As a Schedule II drug, hydrocodone combination products, such as painkillers Lortab and Vicodin, would be harder to prescribe. Under the Controlled Substance Act, Schedule II drugs usually require handwritten prescriptions with no refills as well as other restrictions. Schedule III drugs, on the other hand, may be written or called in to a pharmacy and refilled five times within six months.

Drugs that are classified as Schedule II are defined as drugs that have a medical use but also have a high potential for abuse and dependency. Schedule II drugs are considered more dangerous than Schedule III drugs.

"We believe this will represent another small step in combating the prescription drug epidemic in our state," Morrisey said. "Rescheduling hydrocodone is one way to help prevent this drug from falling into the wrong hands and will ensure that these drugs are handled with the same precautions as other pain medications, such as oxycodone, hydromorphone, and fentanyl.

"Sadly, we're painfully aware of the consequences of the drug epidemic in this state, and especially hydrocodone abuse. I hope the DEA acts as quickly as possible with this rulemaking so West Virginia will be able to have more tools to help combat this serious and devastating epidemic. This is a serious problem, and it demands urgent action."

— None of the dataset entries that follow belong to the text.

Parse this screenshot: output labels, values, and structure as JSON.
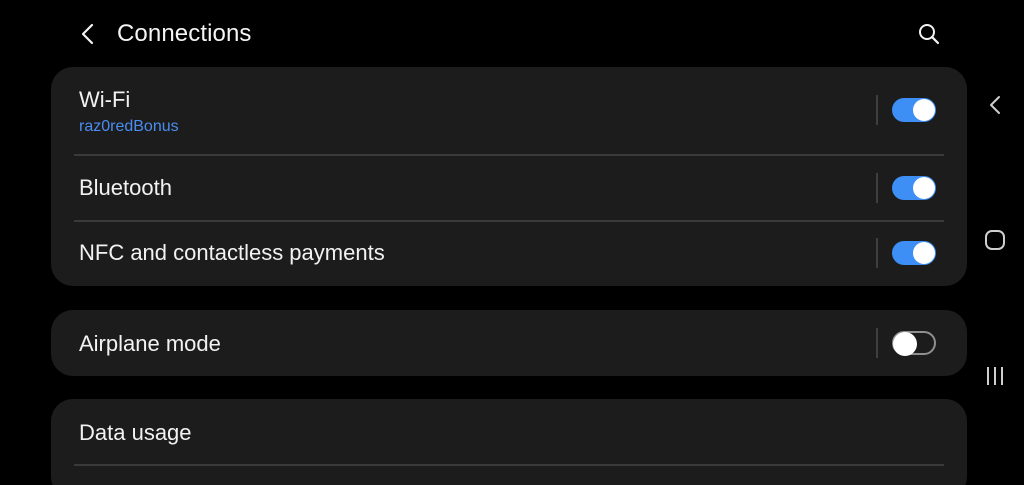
{
  "header": {
    "title": "Connections",
    "back_icon": "chevron-left-icon",
    "search_icon": "search-icon"
  },
  "connections_card": {
    "wifi": {
      "label": "Wi-Fi",
      "network": "raz0redBonus",
      "toggle_on": true
    },
    "bluetooth": {
      "label": "Bluetooth",
      "toggle_on": true
    },
    "nfc": {
      "label": "NFC and contactless payments",
      "toggle_on": true
    }
  },
  "airplane_card": {
    "airplane": {
      "label": "Airplane mode",
      "toggle_on": false
    }
  },
  "data_card": {
    "data_usage": {
      "label": "Data usage"
    }
  },
  "nav_bar": {
    "back_icon": "nav-back-icon",
    "home_icon": "nav-home-icon",
    "recents_icon": "nav-recents-icon"
  },
  "colors": {
    "background": "#000000",
    "card": "#1c1c1c",
    "accent": "#3e8ff5",
    "subtext": "#4a8df0"
  }
}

Last month, Morrisey announced that his office will partner with local law enforcement agencies across the state to expand access to secure disposal locations for unwanted or expired prescription drugs.